My son turned five in April. Among the gifts he received was the card game UNO. I remember the game from my childhood and thought that would be a good one for him to start to build his strategic thinking. As we opened it and started to set up the game, I saw a new component. The new version contains "customizable wild cards" that you can write on. Players can create a new dimension to the game by having players swap hands or making your opponent give up all their wild cards.
So I "googled" UNO's new twist and found tons of ideas for how people are customizing the game. Just one small hack by including some blank cards can totally change the game. It allows players to think creatively and strategically about how to beat their opponents.
The concept made me wonder if other games have added any new twists. But then I thought--they don't need to! Who says we can't create our own hacks to games?
Surely, we've all considered different twists to Twister or adding a creative rule to Monopoly. Lots of people have switched up Jenga to make it more unpredictable and interactive by writing different commands on each wooden piece.
Why couldn't we hack other card games or board games? How might we transform traditional board games into something new and different? By changing one component of a game, our approach may be different. Would our strategies need to change? Could we merge two games into one or take parts from many different games and combine them? The possibilities are endless!
In education, we are pushing the 4 Cs- fostering creativity, building communication skills, developing critical thinking skills, and pursuing collaboration. Adding a small hack to an existing childhood game can provide opportunities for all four.

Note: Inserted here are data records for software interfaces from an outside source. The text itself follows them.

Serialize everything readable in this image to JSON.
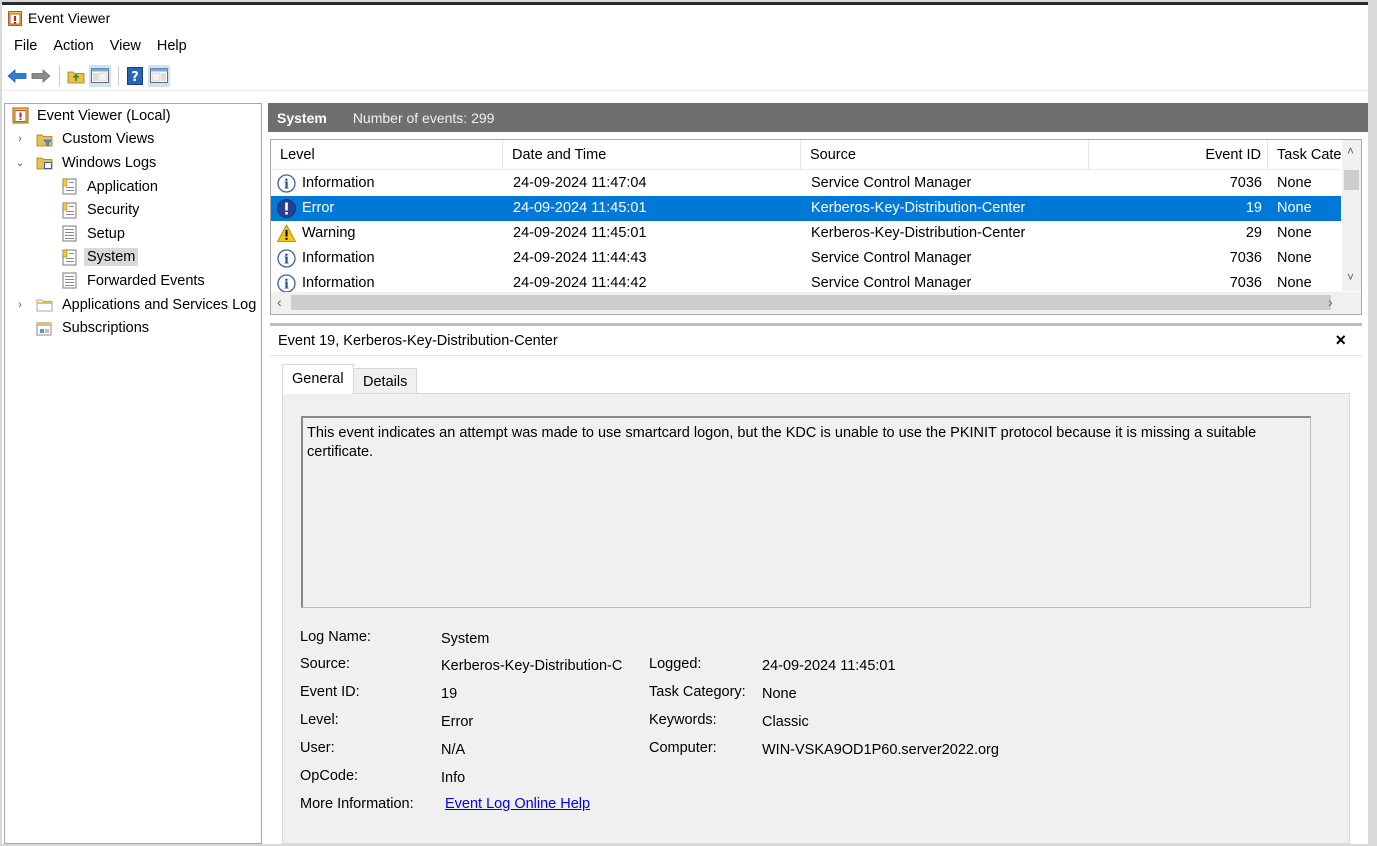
{
  "window": {
    "title": "Event Viewer"
  },
  "menu": [
    "File",
    "Action",
    "View",
    "Help"
  ],
  "toolbar": {
    "buttons": [
      "back-arrow-icon",
      "forward-arrow-icon",
      "up-folder-icon",
      "show-hide-tree-icon",
      "help-icon",
      "show-hide-action-pane-icon"
    ]
  },
  "tree": {
    "items": [
      {
        "label": "Event Viewer (Local)",
        "icon": "event-viewer-icon",
        "level": 0,
        "expander": ""
      },
      {
        "label": "Custom Views",
        "icon": "folder-filter-icon",
        "level": 1,
        "expander": "›"
      },
      {
        "label": "Windows Logs",
        "icon": "folder-logs-icon",
        "level": 1,
        "expander": "⌄"
      },
      {
        "label": "Application",
        "icon": "log-icon",
        "level": 2,
        "expander": ""
      },
      {
        "label": "Security",
        "icon": "log-icon",
        "level": 2,
        "expander": ""
      },
      {
        "label": "Setup",
        "icon": "log-plain-icon",
        "level": 2,
        "expander": ""
      },
      {
        "label": "System",
        "icon": "log-icon",
        "level": 2,
        "expander": "",
        "selected": true
      },
      {
        "label": "Forwarded Events",
        "icon": "log-plain-icon",
        "level": 2,
        "expander": ""
      },
      {
        "label": "Applications and Services Log",
        "icon": "folder-icon",
        "level": 1,
        "expander": "›"
      },
      {
        "label": "Subscriptions",
        "icon": "subscriptions-icon",
        "level": 1,
        "expander": ""
      }
    ]
  },
  "log_header": {
    "name": "System",
    "count_text": "Number of events: 299"
  },
  "event_list": {
    "columns": [
      "Level",
      "Date and Time",
      "Source",
      "Event ID",
      "Task Categ"
    ],
    "rows": [
      {
        "level": "Information",
        "icon": "info-icon",
        "datetime": "24-09-2024 11:47:04",
        "source": "Service Control Manager",
        "event_id": "7036",
        "task": "None"
      },
      {
        "level": "Error",
        "icon": "error-icon",
        "datetime": "24-09-2024 11:45:01",
        "source": "Kerberos-Key-Distribution-Center",
        "event_id": "19",
        "task": "None",
        "selected": true
      },
      {
        "level": "Warning",
        "icon": "warning-icon",
        "datetime": "24-09-2024 11:45:01",
        "source": "Kerberos-Key-Distribution-Center",
        "event_id": "29",
        "task": "None"
      },
      {
        "level": "Information",
        "icon": "info-icon",
        "datetime": "24-09-2024 11:44:43",
        "source": "Service Control Manager",
        "event_id": "7036",
        "task": "None"
      },
      {
        "level": "Information",
        "icon": "info-icon",
        "datetime": "24-09-2024 11:44:42",
        "source": "Service Control Manager",
        "event_id": "7036",
        "task": "None"
      }
    ]
  },
  "detail": {
    "title": "Event 19, Kerberos-Key-Distribution-Center",
    "close": "×",
    "tabs": [
      "General",
      "Details"
    ],
    "description": "This event indicates an attempt was made to use smartcard logon, but the KDC is unable to use the PKINIT protocol because it is missing a suitable certificate.",
    "props": {
      "log_name_label": "Log Name:",
      "log_name": "System",
      "source_label": "Source:",
      "source": "Kerberos-Key-Distribution-C",
      "logged_label": "Logged:",
      "logged": "24-09-2024 11:45:01",
      "event_id_label": "Event ID:",
      "event_id": "19",
      "task_category_label": "Task Category:",
      "task_category": "None",
      "level_label": "Level:",
      "level": "Error",
      "keywords_label": "Keywords:",
      "keywords": "Classic",
      "user_label": "User:",
      "user": "N/A",
      "computer_label": "Computer:",
      "computer": "WIN-VSKA9OD1P60.server2022.org",
      "opcode_label": "OpCode:",
      "opcode": "Info",
      "more_info_label": "More Information:",
      "more_info_link": "Event Log Online Help"
    }
  },
  "colors": {
    "selection": "#0078d7",
    "header_bg": "#6f6f6f",
    "link": "#0000ee"
  }
}
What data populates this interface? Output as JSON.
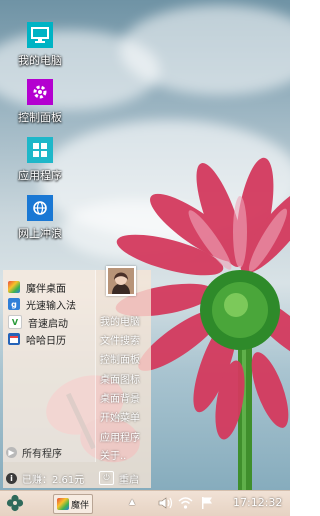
{
  "desktop": {
    "icons": [
      {
        "label": "我的电脑",
        "icon": "monitor-icon",
        "color": "#00b3c4"
      },
      {
        "label": "控制面板",
        "icon": "gear-icon",
        "color": "#b400d0"
      },
      {
        "label": "应用程序",
        "icon": "apps-grid-icon",
        "color": "#1eb7c9"
      },
      {
        "label": "网上冲浪",
        "icon": "globe-icon",
        "color": "#1a78d4"
      }
    ]
  },
  "start_menu": {
    "programs": [
      {
        "label": "魔伴桌面",
        "icon": "moban-logo-icon"
      },
      {
        "label": "光速输入法",
        "icon": "input-method-icon"
      },
      {
        "label": "音速启动",
        "icon": "vstart-icon"
      },
      {
        "label": "哈哈日历",
        "icon": "calendar-icon"
      }
    ],
    "all_programs_label": "所有程序",
    "right_items": [
      "我的电脑",
      "文件搜索",
      "控制面板",
      "桌面图标",
      "桌面背景",
      "开始菜单",
      "应用程序",
      "关于.."
    ],
    "status_text": "已赚：2.61元",
    "restart_label": "重启"
  },
  "taskbar": {
    "task_label": "魔伴",
    "clock": "17:12:32"
  },
  "colors": {
    "menu_bg": "#f7e6d6",
    "taskbar_bg": "#efe0d3"
  }
}
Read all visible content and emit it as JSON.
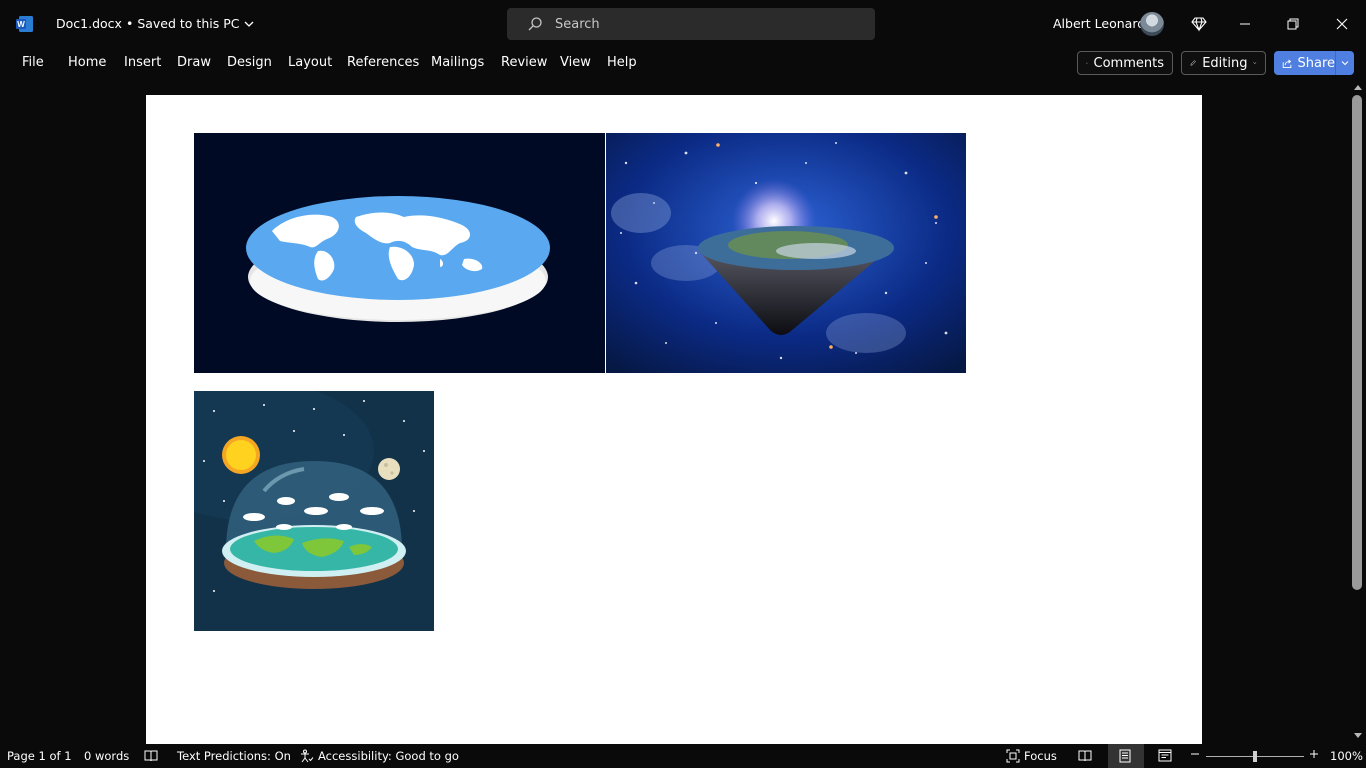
{
  "app": {
    "doc_title": "Doc1.docx",
    "save_status": "Saved to this PC",
    "search_placeholder": "Search",
    "user_name": "Albert Leonard"
  },
  "ribbon": {
    "tabs": [
      "File",
      "Home",
      "Insert",
      "Draw",
      "Design",
      "Layout",
      "References",
      "Mailings",
      "Review",
      "View",
      "Help"
    ],
    "comments_label": "Comments",
    "editing_label": "Editing",
    "share_label": "Share"
  },
  "status": {
    "page": "Page 1 of 1",
    "words": "0 words",
    "text_predictions": "Text Predictions: On",
    "accessibility": "Accessibility: Good to go",
    "focus": "Focus",
    "zoom": "100%"
  },
  "colors": {
    "accent": "#4f7fe0",
    "background": "#0a0a0a",
    "page": "#ffffff"
  },
  "document": {
    "images": [
      "flat-earth-disc-image",
      "flat-earth-cone-space-image",
      "flat-earth-dome-illustration"
    ],
    "text": ""
  }
}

We are in the era of the Makers. A generation of young people are growing up with a tinkering mindset that gives them the permission to hack, deconstruct, and mess with just about anything in order to create something new and better. This hack in the UNO game is small step towards innovation.
What games have you hacked? Share you ideas on how hacking a board game can be a creative shift for students.